The consortium has also identified why some BRAF mutant colon cancer patients, in stark contrast to melanoma patients, are unresponsive to Vemurafenib therapy (an inhibitor of BRAF). In this case, a rapid feedback activation of the EGFR receptor was found in colon cancers that are being treated with Vemurafinib, which opens up the possibility that a targeted combination of an EGFR-inhibitor and Vemurafinib may now allow a robust response in these patients. In vitro and preclinical data are encouraging in this regard and a clinical trial is now the planning stages.
• Validation of a new diagnostic technique for early prediction of patient relapse
A cutting-edge diagnostic technique called ‘BEAMing’ has been used by the Consortium to monitor and analyze tumor DNA over time in the blood of patients who are initially responsive to treatment, enabling the detection of secondary ‘acquired’ mutations in the KRAS gene that are causally associated with acquired resistance to targeted therapies for colorectal cancer.
As these mutations can be detected using simple non-invasive liquid biopsies, and critically several months before radiographic evidence of disease progression is observable, clinicians can anticipate and counter resistance using targeted drug combinations before the patient relapses.
Prof. Alberto Bardelli, IRCC University of Torino, co-founder Horizon Discovery Ltd and Lead Investigator of COLTHERES, said: “In its first 18 months COLTHERES has exceeded our expectations; defining new molecular markers leading to personalized therapies for colorectal cancer patients and providing data for use as the basis of innovative clinical trials. The expertise and technologies offered by the consortium members have made this possible, and we anticipate further breakthroughs in the remainder of the project term.”

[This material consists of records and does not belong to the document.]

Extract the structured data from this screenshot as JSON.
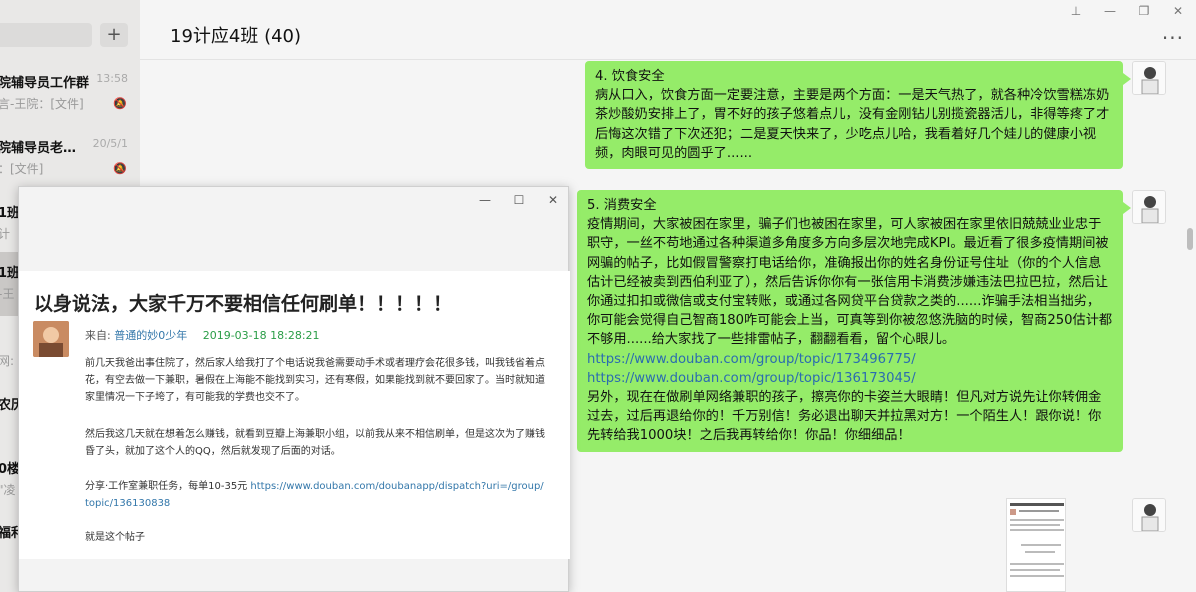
{
  "chat_list": {
    "plus_label": "+",
    "items": [
      {
        "name": "院辅导员工作群",
        "time": "13:58",
        "sub": "言-王院：[文件]"
      },
      {
        "name": "院辅导员老…",
        "time": "20/5/1",
        "sub": "：[文件]"
      },
      {
        "name": "1班",
        "time": "",
        "sub": "计"
      },
      {
        "name": "1班",
        "time": "",
        "sub": "-王"
      },
      {
        "name": "",
        "time": "",
        "sub": "网:"
      },
      {
        "name": "农历",
        "time": "",
        "sub": ""
      },
      {
        "name": "0楼",
        "time": "",
        "sub": "\"凌"
      },
      {
        "name": "福利",
        "time": "",
        "sub": ""
      }
    ]
  },
  "header": {
    "title": "19计应4班 (40)",
    "more_label": "···",
    "win_pin": "⊥",
    "win_min": "—",
    "win_max": "❐",
    "win_close": "✕"
  },
  "messages": {
    "msg1": {
      "heading": "4. 饮食安全",
      "body": "病从口入，饮食方面一定要注意，主要是两个方面：一是天气热了，就各种冷饮雪糕冻奶茶炒酸奶安排上了，胃不好的孩子悠着点儿，没有金刚钻儿别揽瓷器活儿，非得等疼了才后悔这次错了下次还犯；二是夏天快来了，少吃点儿哈，我看着好几个娃儿的健康小视频，肉眼可见的圆乎了......"
    },
    "msg2": {
      "heading": "5. 消费安全",
      "body": "疫情期间，大家被困在家里，骗子们也被困在家里，可人家被困在家里依旧兢兢业业忠于职守，一丝不苟地通过各种渠道多角度多方向多层次地完成KPI。最近看了很多疫情期间被网骗的帖子，比如假冒警察打电话给你，准确报出你的姓名身份证号住址（你的个人信息估计已经被卖到西伯利亚了），然后告诉你你有一张信用卡消费涉嫌违法巴拉巴拉，然后让你通过扣扣或微信或支付宝转账，或通过各网贷平台贷款之类的......诈骗手法相当拙劣，你可能会觉得自己智商180咋可能会上当，可真等到你被忽悠洗脑的时候，智商250估计都不够用......给大家找了一些排雷帖子，翻翻看看，留个心眼儿。",
      "link1": "https://www.douban.com/group/topic/173496775/",
      "link2": "https://www.douban.com/group/topic/136173045/",
      "tail": "另外，现在在做刷单网络兼职的孩子，擦亮你的卡姿兰大眼睛！但凡对方说先让你转佣金过去，过后再退给你的！千万别信！务必退出聊天并拉黑对方！一个陌生人！跟你说！你先转给我1000块！之后我再转给你！你品！你细细品！"
    }
  },
  "popup": {
    "win_min": "—",
    "win_max": "☐",
    "win_close": "✕",
    "post_title": "以身说法，大家千万不要相信任何刷单！！！！！",
    "from_label": "来自:",
    "author": "普通的妙0少年",
    "date": "2019-03-18 18:28:21",
    "para1": "前几天我爸出事住院了，然后家人给我打了个电话说我爸需要动手术或者理疗会花很多钱，叫我钱省着点花，有空去做一下兼职，暑假在上海能不能找到实习，还有寒假，如果能找到就不要回家了。当时就知道家里情况一下子垮了，有可能我的学费也交不了。",
    "para2": "然后我这几天就在想着怎么赚钱，就看到豆瓣上海兼职小组，以前我从来不相信刷单，但是这次为了赚钱昏了头，就加了这个人的QQ，然后就发现了后面的对话。",
    "para3_prefix": "分享·工作室兼职任务，每单10-35元 ",
    "para3_link": "https://www.douban.com/doubanapp/dispatch?uri=/group/topic/136130838",
    "para4": "就是这个帖子"
  }
}
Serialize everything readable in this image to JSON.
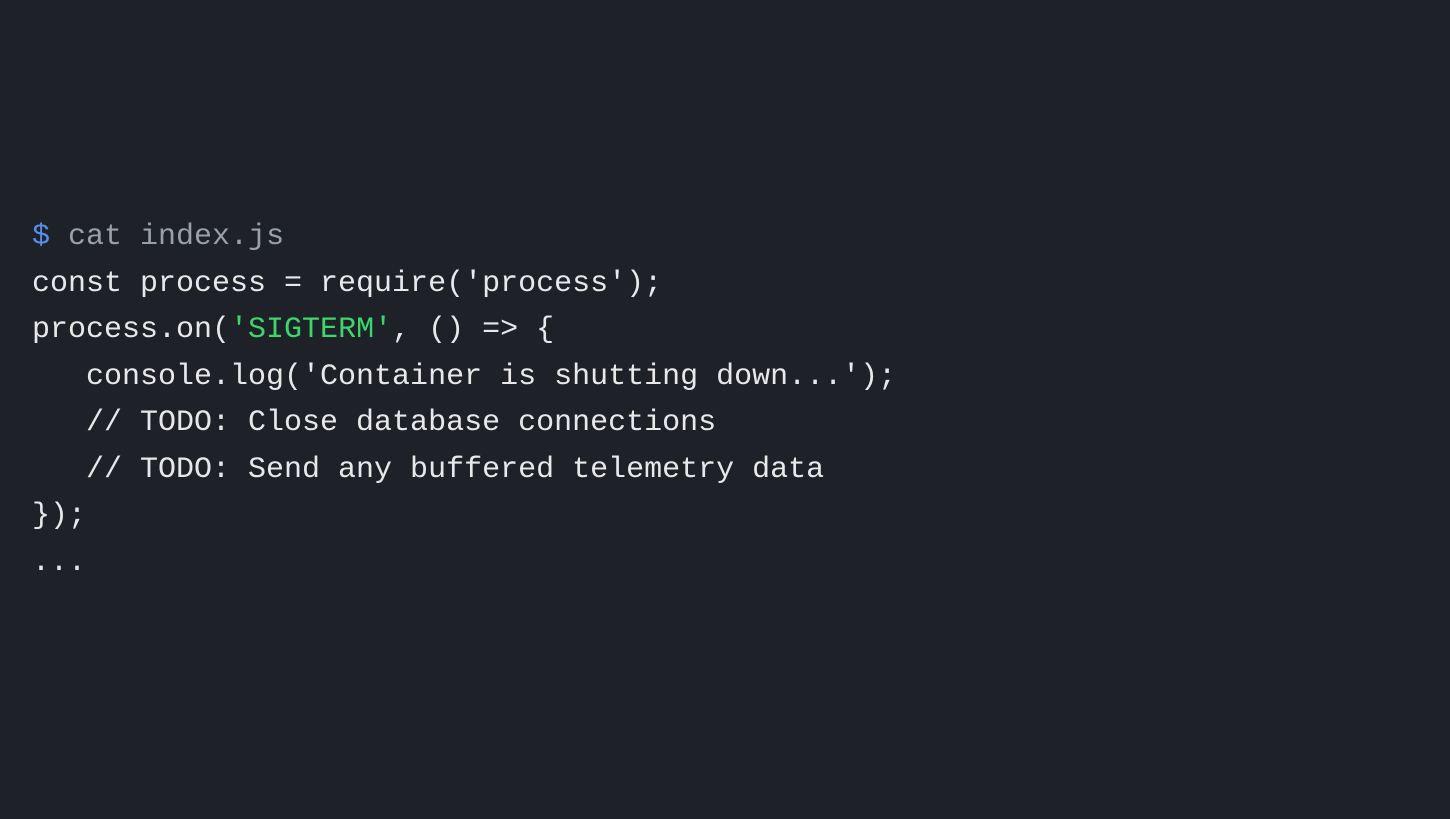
{
  "terminal": {
    "prompt": {
      "symbol": "$",
      "command": "cat index.js"
    },
    "code": {
      "l1_a": "const process = require(",
      "l1_b": "'process'",
      "l1_c": ");",
      "l2": "",
      "l3_a": "process.on(",
      "l3_b": "'SIGTERM'",
      "l3_c": ", () => {",
      "l4": "",
      "l5": "   console.log('Container is shutting down...');",
      "l6": "",
      "l7": "   // TODO: Close database connections",
      "l8": "   // TODO: Send any buffered telemetry data",
      "l9": "",
      "l10": "});",
      "l11": "",
      "l12": "..."
    }
  }
}
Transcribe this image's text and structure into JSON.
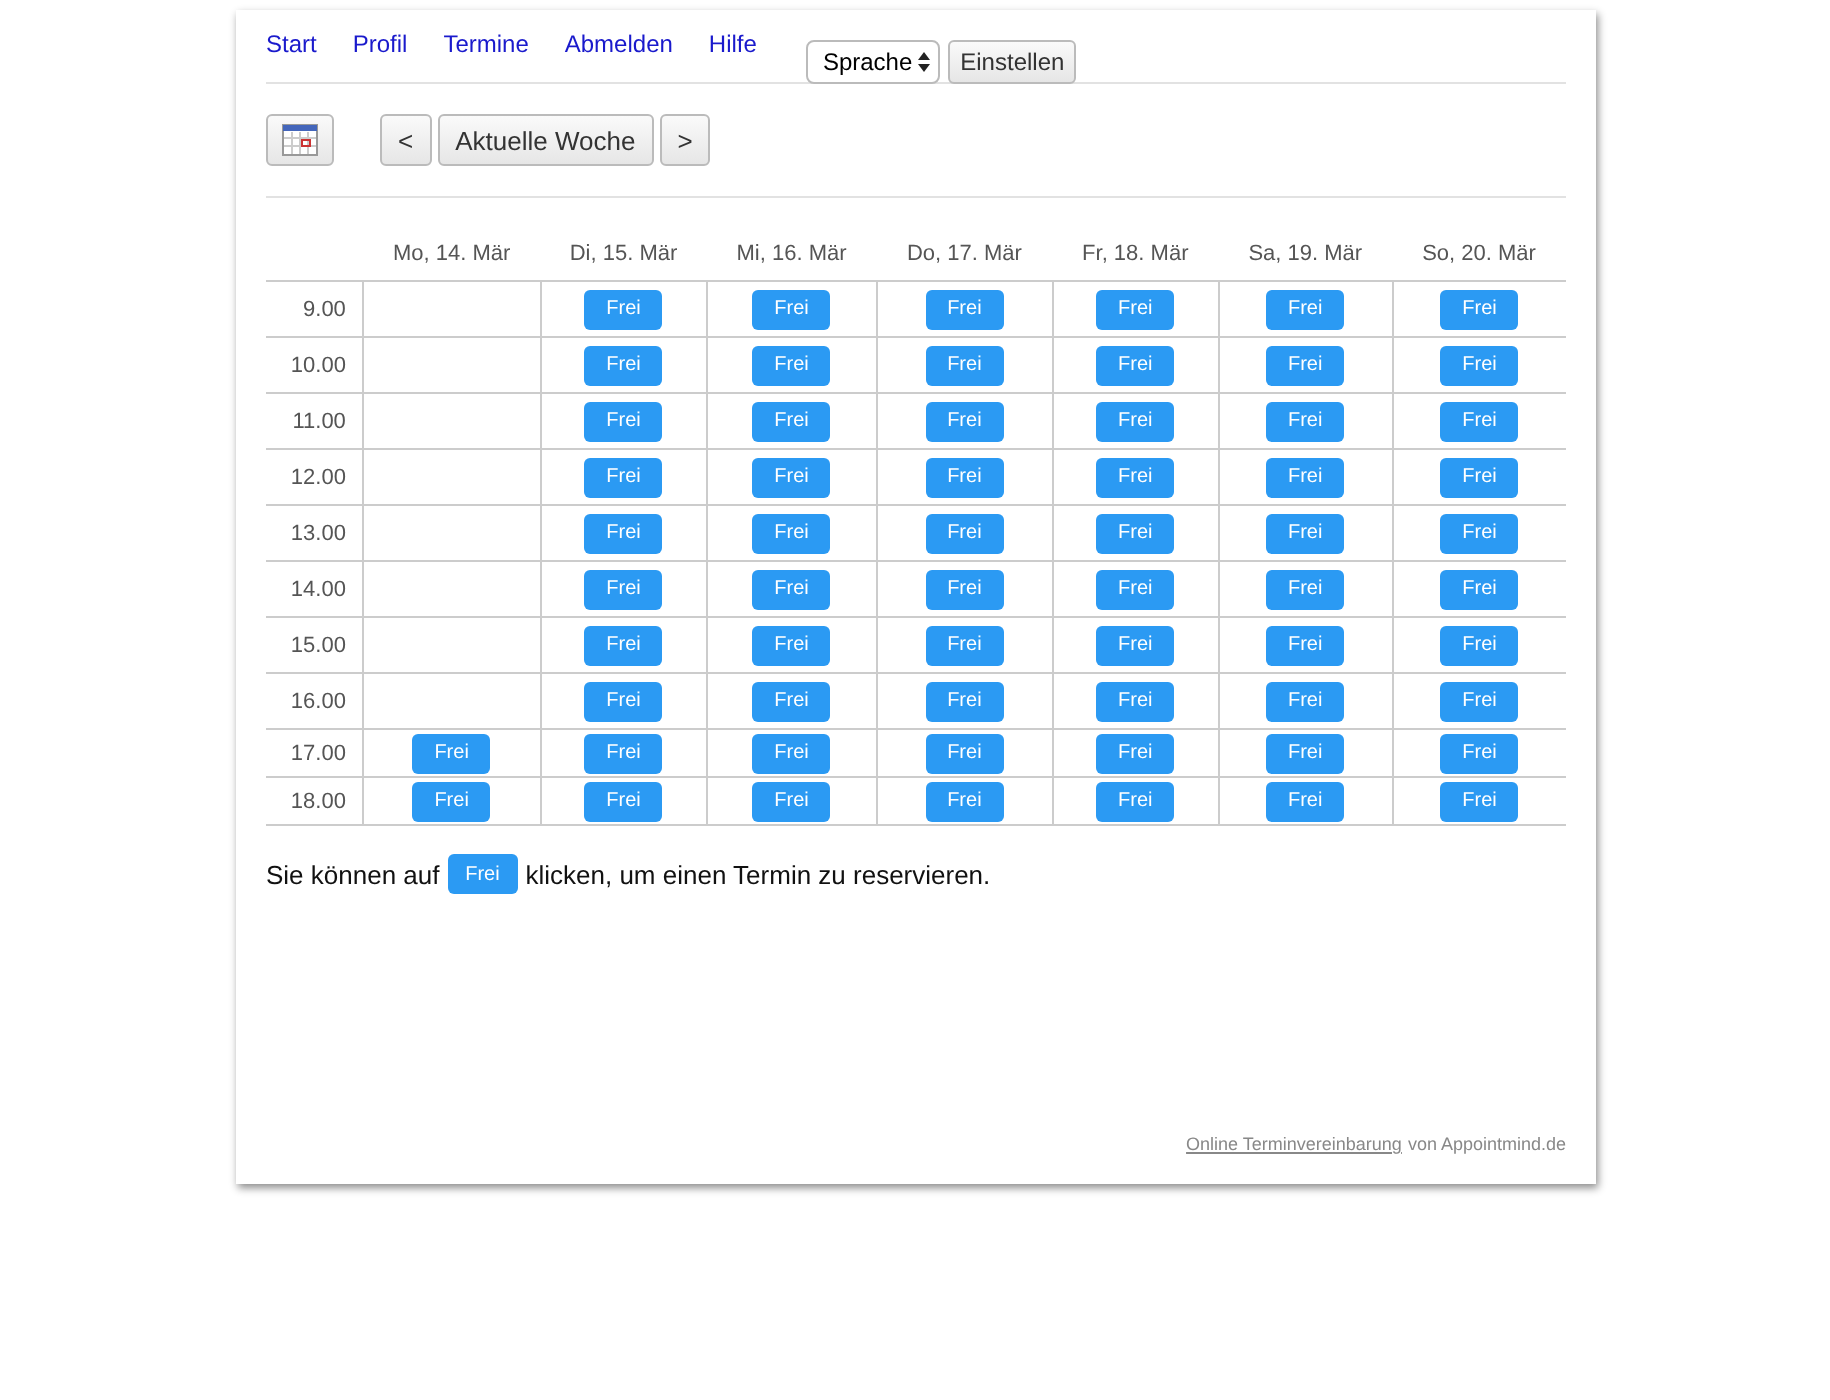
{
  "nav": {
    "links": [
      "Start",
      "Profil",
      "Termine",
      "Abmelden",
      "Hilfe"
    ],
    "language_select": "Sprache",
    "apply_button": "Einstellen"
  },
  "toolbar": {
    "prev": "<",
    "current": "Aktuelle Woche",
    "next": ">"
  },
  "table": {
    "columns": [
      "Mo, 14. Mär",
      "Di, 15. Mär",
      "Mi, 16. Mär",
      "Do, 17. Mär",
      "Fr, 18. Mär",
      "Sa, 19. Mär",
      "So, 20. Mär"
    ],
    "rows": [
      {
        "time": "9.00",
        "cells": [
          {
            "kind": "empty"
          },
          {
            "kind": "free",
            "label": "Frei"
          },
          {
            "kind": "free",
            "label": "Frei"
          },
          {
            "kind": "free",
            "label": "Frei"
          },
          {
            "kind": "free",
            "label": "Frei"
          },
          {
            "kind": "free",
            "label": "Frei"
          },
          {
            "kind": "free",
            "label": "Frei"
          }
        ]
      },
      {
        "time": "10.00",
        "cells": [
          {
            "kind": "empty"
          },
          {
            "kind": "free",
            "label": "Frei"
          },
          {
            "kind": "free",
            "label": "Frei"
          },
          {
            "kind": "free",
            "label": "Frei"
          },
          {
            "kind": "free",
            "label": "Frei"
          },
          {
            "kind": "free",
            "label": "Frei"
          },
          {
            "kind": "free",
            "label": "Frei"
          }
        ]
      },
      {
        "time": "11.00",
        "cells": [
          {
            "kind": "empty"
          },
          {
            "kind": "free",
            "label": "Frei"
          },
          {
            "kind": "free",
            "label": "Frei"
          },
          {
            "kind": "free",
            "label": "Frei"
          },
          {
            "kind": "free",
            "label": "Frei"
          },
          {
            "kind": "free",
            "label": "Frei"
          },
          {
            "kind": "free",
            "label": "Frei"
          }
        ]
      },
      {
        "time": "12.00",
        "cells": [
          {
            "kind": "empty"
          },
          {
            "kind": "free",
            "label": "Frei"
          },
          {
            "kind": "free",
            "label": "Frei"
          },
          {
            "kind": "free",
            "label": "Frei"
          },
          {
            "kind": "free",
            "label": "Frei"
          },
          {
            "kind": "free",
            "label": "Frei"
          },
          {
            "kind": "free",
            "label": "Frei"
          }
        ]
      },
      {
        "time": "13.00",
        "cells": [
          {
            "kind": "empty"
          },
          {
            "kind": "free",
            "label": "Frei"
          },
          {
            "kind": "free",
            "label": "Frei"
          },
          {
            "kind": "free",
            "label": "Frei"
          },
          {
            "kind": "free",
            "label": "Frei"
          },
          {
            "kind": "free",
            "label": "Frei"
          },
          {
            "kind": "free",
            "label": "Frei"
          }
        ]
      },
      {
        "time": "14.00",
        "cells": [
          {
            "kind": "empty"
          },
          {
            "kind": "free",
            "label": "Frei"
          },
          {
            "kind": "free",
            "label": "Frei"
          },
          {
            "kind": "free",
            "label": "Frei"
          },
          {
            "kind": "free",
            "label": "Frei"
          },
          {
            "kind": "free",
            "label": "Frei"
          },
          {
            "kind": "free",
            "label": "Frei"
          }
        ]
      },
      {
        "time": "15.00",
        "cells": [
          {
            "kind": "empty"
          },
          {
            "kind": "free",
            "label": "Frei"
          },
          {
            "kind": "free",
            "label": "Frei"
          },
          {
            "kind": "free",
            "label": "Frei"
          },
          {
            "kind": "free",
            "label": "Frei"
          },
          {
            "kind": "free",
            "label": "Frei"
          },
          {
            "kind": "free",
            "label": "Frei"
          }
        ]
      },
      {
        "time": "16.00",
        "cells": [
          {
            "kind": "empty"
          },
          {
            "kind": "free",
            "label": "Frei"
          },
          {
            "kind": "free",
            "label": "Frei"
          },
          {
            "kind": "free",
            "label": "Frei"
          },
          {
            "kind": "free",
            "label": "Frei"
          },
          {
            "kind": "free",
            "label": "Frei"
          },
          {
            "kind": "free",
            "label": "Frei"
          }
        ]
      },
      {
        "time": "17.00",
        "cells": [
          {
            "kind": "free",
            "label": "Frei"
          },
          {
            "kind": "free",
            "label": "Frei"
          },
          {
            "kind": "free",
            "label": "Frei"
          },
          {
            "kind": "free",
            "label": "Frei"
          },
          {
            "kind": "free",
            "label": "Frei"
          },
          {
            "kind": "free",
            "label": "Frei"
          },
          {
            "kind": "free",
            "label": "Frei"
          }
        ]
      },
      {
        "time": "18.00",
        "cells": [
          {
            "kind": "free",
            "label": "Frei"
          },
          {
            "kind": "free",
            "label": "Frei"
          },
          {
            "kind": "free",
            "label": "Frei"
          },
          {
            "kind": "free",
            "label": "Frei"
          },
          {
            "kind": "free",
            "label": "Frei"
          },
          {
            "kind": "free",
            "label": "Frei"
          },
          {
            "kind": "free",
            "label": "Frei"
          }
        ]
      }
    ]
  },
  "hint": {
    "before": "Sie können auf",
    "button": "Frei",
    "after": "klicken, um einen Termin zu reservieren."
  },
  "footer": {
    "link": "Online Terminvereinbarung",
    "text": "von Appointmind.de"
  }
}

Members of the COLTHERES consortium have jointly authored a number of publications in high profile journals such as Nature over the first 18 months of the program, and results have been presented at international meetings such as AACR, ESMO and ASCO.
Possible Biomarker to Identify Who Would Benefit from ImmunotherapyNews
While immunotherapy has made a big impact on cancer treatment, the fact remains that only about a quarter of patients respond to these treatments. In a new study, researchers examined tissue samples from melanoma and ovarian cancer patients treated with immunotherapies and found a link between the percentage of antigen-presenting cells expressing PD-L1 and an objective clinical response to treatment.READ MORE
Fight Against Cancer: Drug Combination Helps Kickstart the Immune SystemNews
Scientists from King's College London have found a way to boost the immune system to help it fight back against cancer.
The breakthrough involves the first ever use of a combination of chemotherapy and a drug being trialled as a treatment for neonatal jaundice, that together help kick start the body's natural defences.